Smog from forest and peatland fires in Indonesia could complicate the country's efforts to battle the new coronavirus, as the government has no contingency plan for additional respiratory illness amid the ongoing pandemic.

Wiendra Waworuntu, director for communicable disease prevention and control at the Ministry of Health, said Friday that the symptoms of acute respiratory infection caused by smoke from the fires are similar to coronavirus symptoms.

A simultaneous surge in respiratory illness from the two causes could become a major headache for Indonesian health authorities. Research shows that "there is a correlation between high mortality rate and high level of pollution in an area impacted by COVID-19," Waworuntu said.

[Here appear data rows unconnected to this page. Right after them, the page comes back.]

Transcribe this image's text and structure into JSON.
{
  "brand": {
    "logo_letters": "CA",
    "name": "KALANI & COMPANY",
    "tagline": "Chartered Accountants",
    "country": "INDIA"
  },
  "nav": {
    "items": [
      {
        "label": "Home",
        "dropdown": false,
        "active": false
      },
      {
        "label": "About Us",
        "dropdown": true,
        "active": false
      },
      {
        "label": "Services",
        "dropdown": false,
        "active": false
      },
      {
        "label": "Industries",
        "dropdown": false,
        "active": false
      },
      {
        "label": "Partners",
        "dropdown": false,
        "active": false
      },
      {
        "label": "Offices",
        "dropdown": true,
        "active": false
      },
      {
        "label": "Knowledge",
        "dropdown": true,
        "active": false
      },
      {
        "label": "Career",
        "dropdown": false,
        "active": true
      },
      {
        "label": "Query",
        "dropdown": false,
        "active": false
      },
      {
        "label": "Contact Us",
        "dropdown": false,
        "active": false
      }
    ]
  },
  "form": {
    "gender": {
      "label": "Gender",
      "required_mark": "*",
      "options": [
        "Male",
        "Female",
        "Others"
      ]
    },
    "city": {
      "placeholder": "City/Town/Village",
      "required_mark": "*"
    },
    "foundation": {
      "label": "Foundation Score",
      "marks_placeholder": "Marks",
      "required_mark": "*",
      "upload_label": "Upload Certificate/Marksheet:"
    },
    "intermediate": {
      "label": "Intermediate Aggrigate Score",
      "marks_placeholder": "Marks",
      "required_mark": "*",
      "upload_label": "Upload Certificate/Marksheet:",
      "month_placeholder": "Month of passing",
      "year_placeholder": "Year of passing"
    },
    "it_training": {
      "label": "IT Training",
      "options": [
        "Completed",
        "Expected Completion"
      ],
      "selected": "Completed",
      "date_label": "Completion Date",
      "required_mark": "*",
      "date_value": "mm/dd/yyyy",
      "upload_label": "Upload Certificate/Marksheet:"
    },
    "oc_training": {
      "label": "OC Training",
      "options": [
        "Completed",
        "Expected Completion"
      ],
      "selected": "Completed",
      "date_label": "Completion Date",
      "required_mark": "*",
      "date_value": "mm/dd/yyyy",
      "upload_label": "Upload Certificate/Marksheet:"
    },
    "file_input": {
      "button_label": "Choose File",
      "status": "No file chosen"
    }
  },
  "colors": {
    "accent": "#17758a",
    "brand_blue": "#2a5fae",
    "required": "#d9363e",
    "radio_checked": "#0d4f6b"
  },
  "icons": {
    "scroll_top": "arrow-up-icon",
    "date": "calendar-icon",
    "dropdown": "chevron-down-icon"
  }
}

Haze from forest and land fires caused by illegal slash-and-burn farming practices, mostly for palm oil plantations, occurs annually in Indonesia.

A forest fire in Indonesia 

As of Thursday, at least 765 hotspots have been detected in the country, although the number was lower than 1,222 a year earlier, according to local authorities.

This month, most areas in the archipelagic state "will enter into the beginning of the dry season, including the areas where forest and peatland fires usually occur," said Miming Saepudin, head of weather prediction and early warning at the Meteorological, Climatology and Geophysics Agency.

"We have predicted that the dry season will reach its peak in August, covering 64.9 percent of the country," Saepudin said.

Some experts fear the haze will hamper efforts to mitigate the coronavirus pandemic that has infected 13,112 people and killed 943 as of Friday.

The situation may get worse due to a possible shortage of N95 face masks. Currently, the high-grade masks can only be used by medical workers, while members of the public have been instructed to wear normal surgical masks.

But Waworuntu said N95 masks are also needed for people affected by smoke from forest fires, because ordinary masks will not be effective to filter the smoke.

"There may be scarcity of N95 masks in June, July and August when dry season reaches its peak, while we have to compete with other countries to get them," she said.

A forest fire in Indonesia

Moreover, "we haven't designed any contingency plan to deal with both acute respiratory infection caused by forest fires and COVID-19, while most human resources in health have been focused to deal with COVID-19," she added, noting the need for strategies to prevent a catastrophe.

In 2019, fires devastated more than 1.6 million hectares of land across the country, mostly on the islands of Borneo and Sumatra, up from about 630,000 hectares in the previous year.

Last year's fires resulted in acute respiratory infection for about 900,000 people. The haze has impacted air quality not only in Indonesia, but also in Malaysia, Singapore and as far as Thailand and the Philippines.